Our skin uncovered
In zootomy and dermatology, skin is an organ of the integumentary system composed of a layer of tissues that protect underlying muscles and organs. As the interface with the surroundings, it plays the most important role in protecting against pathogens. Its other main functions are insulation and temperature regulation, sensation and vitamin D and B synthesis.
Mammalian skin often contains hairs, which in sufficient density is called fur. The hair mainly serves to augment the insulation the skin provides, but can also serve as a secondary sexual characteristic or as camouflage. On some animals the skin is very hard and thick, and can be processed to create leather. Reptiles and fish have hard protective scales on their skin for protection, and birds have hard feathers, all made of tough β-keratins. Amphibian skin is not a strong barrier to passage of chemicals. A frog sitting in an anesthetic solution will quickly go to sleep.
The skin is often known as "the largest organ in the human body". This applies to exterior surface, as it covers the body, appearing to have the largest surface area of all the organs. Moreover, it applies to weight, as it weighs more than any single internal organ, accounting for about 15 percent of body weight. For the average adult human, the skin has a surface area of between 1.5-2.0 square metres, most of it is between 2-3 mm thick. The average square inch of skin holds 650 sweat glands, 20 blood vessels, 1000 melanocytes, and more than a thousand nerve endings.
Skin is composed of the epidermis and the dermis. Below these layers lies the hypodermis(subcutaneous adipose layer), which is not usually classified as a layer of skin.

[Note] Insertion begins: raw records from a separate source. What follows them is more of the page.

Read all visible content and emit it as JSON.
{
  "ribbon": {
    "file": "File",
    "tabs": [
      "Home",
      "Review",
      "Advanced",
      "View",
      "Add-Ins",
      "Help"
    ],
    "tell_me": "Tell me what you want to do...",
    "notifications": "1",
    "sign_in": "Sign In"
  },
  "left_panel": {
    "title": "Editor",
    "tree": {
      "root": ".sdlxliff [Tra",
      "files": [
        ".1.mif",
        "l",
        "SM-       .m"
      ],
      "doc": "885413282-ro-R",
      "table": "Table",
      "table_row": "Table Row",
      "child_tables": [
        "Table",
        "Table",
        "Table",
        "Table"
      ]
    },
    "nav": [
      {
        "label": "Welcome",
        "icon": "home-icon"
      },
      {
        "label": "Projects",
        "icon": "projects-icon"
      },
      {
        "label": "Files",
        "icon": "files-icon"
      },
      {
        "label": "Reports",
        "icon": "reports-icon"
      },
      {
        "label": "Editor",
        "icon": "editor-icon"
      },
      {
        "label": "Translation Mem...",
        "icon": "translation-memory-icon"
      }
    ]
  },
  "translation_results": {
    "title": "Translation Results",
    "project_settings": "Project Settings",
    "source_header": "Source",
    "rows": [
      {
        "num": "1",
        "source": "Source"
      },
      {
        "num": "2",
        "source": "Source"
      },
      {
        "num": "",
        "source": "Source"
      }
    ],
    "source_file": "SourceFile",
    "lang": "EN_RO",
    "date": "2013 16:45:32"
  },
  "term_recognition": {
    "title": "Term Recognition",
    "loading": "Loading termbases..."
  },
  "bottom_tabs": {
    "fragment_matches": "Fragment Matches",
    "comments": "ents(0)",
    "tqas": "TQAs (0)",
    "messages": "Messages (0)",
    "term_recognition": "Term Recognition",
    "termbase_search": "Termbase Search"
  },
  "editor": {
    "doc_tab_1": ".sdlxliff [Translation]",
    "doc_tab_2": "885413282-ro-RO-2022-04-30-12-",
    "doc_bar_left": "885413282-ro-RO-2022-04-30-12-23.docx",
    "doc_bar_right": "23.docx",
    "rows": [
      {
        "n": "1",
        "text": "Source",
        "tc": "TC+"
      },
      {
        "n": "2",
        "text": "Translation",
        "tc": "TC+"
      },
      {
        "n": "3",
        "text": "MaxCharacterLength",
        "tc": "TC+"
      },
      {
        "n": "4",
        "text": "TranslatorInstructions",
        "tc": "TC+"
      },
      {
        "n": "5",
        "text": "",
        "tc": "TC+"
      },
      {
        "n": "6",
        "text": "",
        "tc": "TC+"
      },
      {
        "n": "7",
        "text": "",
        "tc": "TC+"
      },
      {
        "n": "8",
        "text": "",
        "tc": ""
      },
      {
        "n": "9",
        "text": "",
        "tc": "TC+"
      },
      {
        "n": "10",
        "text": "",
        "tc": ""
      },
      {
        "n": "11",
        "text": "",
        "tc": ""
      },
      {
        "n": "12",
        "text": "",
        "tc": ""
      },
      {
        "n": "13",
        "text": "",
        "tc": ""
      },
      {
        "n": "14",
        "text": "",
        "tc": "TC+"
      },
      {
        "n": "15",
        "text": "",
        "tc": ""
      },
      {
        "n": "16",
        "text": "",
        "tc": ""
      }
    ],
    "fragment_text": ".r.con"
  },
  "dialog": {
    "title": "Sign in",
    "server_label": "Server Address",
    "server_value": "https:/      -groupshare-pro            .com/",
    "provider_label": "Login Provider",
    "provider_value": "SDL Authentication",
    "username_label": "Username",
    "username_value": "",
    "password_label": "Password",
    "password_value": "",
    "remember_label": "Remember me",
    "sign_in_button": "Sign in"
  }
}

The outermost epidermis is consists of stratified squamous epithelium with an underlying basement membrane. It contains no blood vessels, and is nourished by diffusion from the dermis. The main type of cells which make up the epidermis are keratinocytes, with melanocytes and Langerhans cells also present. The epidermis can be further subdivided into the following strata (beginning with the outermost layer): corneum, lucidum, granulosum, spinosum, basale. Cells are formed through mitosis at the innermost layers. They move up the strata changing shape and composition as they differentiate, inducing expression of new types of keratin genes. They eventually reach the corneum and become sloughed off (desquamation). This process is called keratinization and takes place within about 30 days. This layer of skin is responsible for keeping water in the body and keeping other harmful chemicals and pathogens out.
Blood capillaries are found beneath the epidermis, and are linked to an arteriole and a venule. Arterial shunt vessels may bypass the network in ears, the nose and fingertips.
The dermis can be split into the papillary and reticular layers. The papillary layer is outermost and extends into the dermis to supply it with vessels. It is composed of loosely arranged fibres. Papillary ridges make up the lines of the hands. The reticular layer is more dense and is continuous with the hypodermis. It contains the bulk of the structures (such as sweat glands). The reticular layer is composed of irregularly arranged fibres and resists stretching.
- An inflammatory disease of the sebaceous glands and hair follicles of the skin that is marked by the eruption of pimples or pustules, especially on the face.
- Microscopic unicellular prokaryotic organisms characterized by the lack of a membrane-bound nucleus and membrane-bound organelles.
- The sensitive connective tissue layer of the skin located below the epidermis, containing nerve endings, sweat and sebaceous glands, and blood and lymph vessels.
- The outer, protective, nonvascular layer of the skin of vertebrates, covering the dermis.
- A subcutaneous layer of loose connective tissue containing a varying number of fat cells.
- A small swelling of the skin, usually caused by acne; a papule or pustule.
- Invisible electromagnetic radiation between visible violet light and X rays.